Tests are not the place for abstractions - they are the place for concretions.

2. Test Driving Shameless Green

A conditional adds a new execution path through the code, and additional execution paths increase complexity.

I found this very impactful:

as tests get more specific, code should become more generic. Code becomes more generic by becoming more abstract.

Questions to ask before DRYing

Writing the minimum amount of code to pass the tests

The goal is to use green to maximize your understanding of the problem and to unearth all available information before committing to abstractions.

3. Unearthing Concepts

See also: Code Smells



Objects should be open for extension, but closed for modification.

The decision about whether to refactor in the first place should be determined by whether your code is already "open" to the new requirement.

The "open" principle says that you should not conflate the process of refactoring with the act of adding new features. You should instead separate these two operations. When faced with a new requirement, first rearrange the existing code such that it's open to the new feature, and once that's complete, then add the new code.

New requirements should be implemented in two steps.

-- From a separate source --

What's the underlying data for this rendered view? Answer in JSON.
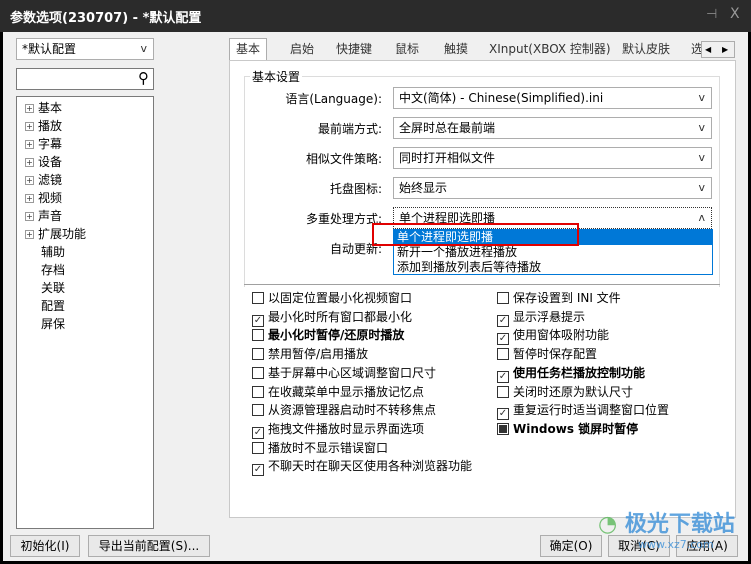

First, you rearrange existing code so that it becomes open to the new requirement. Next you write new code to meet that requirement. The first of these steps is refactoring.

Flocking Rules to create abstractions

  1. Select the things that are most alike
  2. Find the smallest difference between them.
  3. Make the simplest change that will remove that difference.
    1. parse the new code
    2. parse and execute it
    3. parse, execute and use its result
    4. delete unused code

Following the flocking rules:

From the POOD-I course

Writing the Tests

These are from the POOD-I course.

Question 1: What decisions must be made before you can write this first test?

You have to make lots of decisions! For example, you must design your API, decide on the classes you plan to create and the messages to which they respond, and determine the required inputs and expected outputs for each method.

~ book section 2.2

Question 2: Is it better to interpolate 'number' or to add a conditional?

as the tests get more specific, the code get more generic.

A method containing a single two-branch conditional has two execution paths. (...)
This means that execution paths increase like bacteria dividing:

There's no way that a method like this has a complete test suite.

Question 3: Why not just interpolate a conditional?!?

Interpolating a conditional to decide whether or not to add an 's' to the word bottle in the final phrase of the 2 verse adds complexity to the code without identifying a useful abstraction.

Question 4: Why is duplication in verse acceptable but not in verses?

The Single Responsibility Principle says that every method should have one responsibility, and that it's code should be cohesive around it's purpose.

The responsibility of the verse method is to return the correct lyrics for any verse.

The responsibility of the verses method is to ask the verse method for individual verses, and to concatenate those single verses together.

The verse method owns the lyrics and no other place in your application should be aware of these details.  While there's a bunch of duplication within the method, you cannot see this duplication from outside.  From the point of view of external observers, this duplication is hidden, and may as well not exist...as long as you don't duplication this duplication over in verses!

~ book section 2.6

Question 5: What should the expectation in the song test be?

Whole song

~ book section 2.10

Question 6: What design flaw forces you to write this annoying test?

Techniques to find a good name

Choosing meaningful defaults


Slow tests are an indication that there's something wrong with the design. Either something wrong in the tests or something wrong with the code.

As the code is read many more times than it's written, the cost of code is in the reading.

Having a style guide is not about the style, it's about the consistency.

[About Liskov Substitution Principle]

The point of Liskov is: the objects have to be what they say they are. They have to behave like you expect. They can't do anything that forces folks that interact with them to check what kind of thing they are in order know how to talk to them.